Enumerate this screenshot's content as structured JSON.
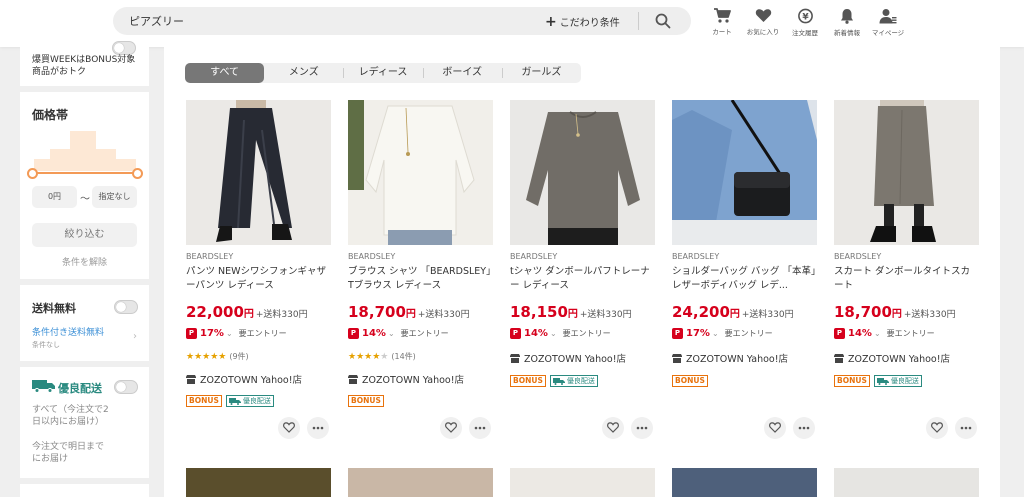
{
  "header": {
    "search_value": "ピアズリー",
    "kodawari_label": "こだわり条件",
    "icons": [
      {
        "name": "cart-icon",
        "label": "カート"
      },
      {
        "name": "heart-icon",
        "label": "お気に入り"
      },
      {
        "name": "order-history-icon",
        "label": "注文履歴"
      },
      {
        "name": "bell-icon",
        "label": "新着情報"
      },
      {
        "name": "mypage-icon",
        "label": "マイページ"
      }
    ]
  },
  "sidebar": {
    "promo_line1": "爆買WEEKはBONUS対象",
    "promo_line2": "商品がおトク",
    "price_heading": "価格帯",
    "price_min": "0円",
    "price_tilde": "〜",
    "price_max": "指定なし",
    "narrow_button": "絞り込む",
    "clear_link": "条件を解除",
    "free_shipping": "送料無料",
    "conditional_shipping": "条件付き送料無料",
    "conditional_sub": "条件なし",
    "priority_delivery": "優良配送",
    "delivery_option1_l1": "すべて（今注文で2",
    "delivery_option1_l2": "日以内にお届け）",
    "delivery_option2_l1": "今注文で明日まで",
    "delivery_option2_l2": "にお届け"
  },
  "tabs": [
    "すべて",
    "メンズ",
    "レディース",
    "ボーイズ",
    "ガールズ"
  ],
  "products": [
    {
      "brand": "BEARDSLEY",
      "title": "パンツ NEWシワシフォンギャザーパンツ レディース",
      "price": "22,000",
      "yen": "円",
      "shipping": "+送料330円",
      "discount": "17%",
      "entry": "要エントリー",
      "stars": "★★★★★",
      "rating": 4.5,
      "review_count": "(9件)",
      "store": "ZOZOTOWN Yahoo!店",
      "bonus": "BONUS",
      "yuryo": "優良配送"
    },
    {
      "brand": "BEARDSLEY",
      "title": "ブラウス シャツ 「BEARDSLEY」Tブラウス レディース",
      "price": "18,700",
      "yen": "円",
      "shipping": "+送料330円",
      "discount": "14%",
      "entry": "要エントリー",
      "stars": "★★★★",
      "stars_off": "★",
      "rating": 4,
      "review_count": "(14件)",
      "store": "ZOZOTOWN Yahoo!店",
      "bonus": "BONUS"
    },
    {
      "brand": "BEARDSLEY",
      "title": "tシャツ ダンボールパフトレーナー レディース",
      "price": "18,150",
      "yen": "円",
      "shipping": "+送料330円",
      "discount": "14%",
      "entry": "要エントリー",
      "store": "ZOZOTOWN Yahoo!店",
      "bonus": "BONUS",
      "yuryo": "優良配送"
    },
    {
      "brand": "BEARDSLEY",
      "title": "ショルダーバッグ バッグ 「本革」レザーボディバッグ レデ...",
      "price": "24,200",
      "yen": "円",
      "shipping": "+送料330円",
      "discount": "17%",
      "entry": "要エントリー",
      "store": "ZOZOTOWN Yahoo!店",
      "bonus": "BONUS"
    },
    {
      "brand": "BEARDSLEY",
      "title": "スカート ダンボールタイトスカート",
      "price": "18,700",
      "yen": "円",
      "shipping": "+送料330円",
      "discount": "14%",
      "entry": "要エントリー",
      "store": "ZOZOTOWN Yahoo!店",
      "bonus": "BONUS",
      "yuryo": "優良配送"
    }
  ],
  "colors": {
    "price_red": "#d6001c",
    "bonus_orange": "#e8720c",
    "yuryo_teal": "#2a8a80",
    "slider_orange": "#f39a56"
  }
}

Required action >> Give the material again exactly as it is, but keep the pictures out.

Response area >>
Enumerate this screenshot's content as structured JSON.
{
  "header": {
    "search_value": "ピアズリー",
    "kodawari_label": "こだわり条件",
    "icons": [
      {
        "name": "cart-icon",
        "label": "カート"
      },
      {
        "name": "heart-icon",
        "label": "お気に入り"
      },
      {
        "name": "order-history-icon",
        "label": "注文履歴"
      },
      {
        "name": "bell-icon",
        "label": "新着情報"
      },
      {
        "name": "mypage-icon",
        "label": "マイページ"
      }
    ]
  },
  "sidebar": {
    "promo_line1": "爆買WEEKはBONUS対象",
    "promo_line2": "商品がおトク",
    "price_heading": "価格帯",
    "price_min": "0円",
    "price_tilde": "〜",
    "price_max": "指定なし",
    "narrow_button": "絞り込む",
    "clear_link": "条件を解除",
    "free_shipping": "送料無料",
    "conditional_shipping": "条件付き送料無料",
    "conditional_sub": "条件なし",
    "priority_delivery": "優良配送",
    "delivery_option1_l1": "すべて（今注文で2",
    "delivery_option1_l2": "日以内にお届け）",
    "delivery_option2_l1": "今注文で明日まで",
    "delivery_option2_l2": "にお届け"
  },
  "tabs": [
    "すべて",
    "メンズ",
    "レディース",
    "ボーイズ",
    "ガールズ"
  ],
  "products": [
    {
      "brand": "BEARDSLEY",
      "title": "パンツ NEWシワシフォンギャザーパンツ レディース",
      "price": "22,000",
      "yen": "円",
      "shipping": "+送料330円",
      "discount": "17%",
      "entry": "要エントリー",
      "stars": "★★★★★",
      "rating": 4.5,
      "review_count": "(9件)",
      "store": "ZOZOTOWN Yahoo!店",
      "bonus": "BONUS",
      "yuryo": "優良配送"
    },
    {
      "brand": "BEARDSLEY",
      "title": "ブラウス シャツ 「BEARDSLEY」Tブラウス レディース",
      "price": "18,700",
      "yen": "円",
      "shipping": "+送料330円",
      "discount": "14%",
      "entry": "要エントリー",
      "stars": "★★★★",
      "stars_off": "★",
      "rating": 4,
      "review_count": "(14件)",
      "store": "ZOZOTOWN Yahoo!店",
      "bonus": "BONUS"
    },
    {
      "brand": "BEARDSLEY",
      "title": "tシャツ ダンボールパフトレーナー レディース",
      "price": "18,150",
      "yen": "円",
      "shipping": "+送料330円",
      "discount": "14%",
      "entry": "要エントリー",
      "store": "ZOZOTOWN Yahoo!店",
      "bonus": "BONUS",
      "yuryo": "優良配送"
    },
    {
      "brand": "BEARDSLEY",
      "title": "ショルダーバッグ バッグ 「本革」レザーボディバッグ レデ...",
      "price": "24,200",
      "yen": "円",
      "shipping": "+送料330円",
      "discount": "17%",
      "entry": "要エントリー",
      "store": "ZOZOTOWN Yahoo!店",
      "bonus": "BONUS"
    },
    {
      "brand": "BEARDSLEY",
      "title": "スカート ダンボールタイトスカート",
      "price": "18,700",
      "yen": "円",
      "shipping": "+送料330円",
      "discount": "14%",
      "entry": "要エントリー",
      "store": "ZOZOTOWN Yahoo!店",
      "bonus": "BONUS",
      "yuryo": "優良配送"
    }
  ],
  "colors": {
    "price_red": "#d6001c",
    "bonus_orange": "#e8720c",
    "yuryo_teal": "#2a8a80",
    "slider_orange": "#f39a56"
  }
}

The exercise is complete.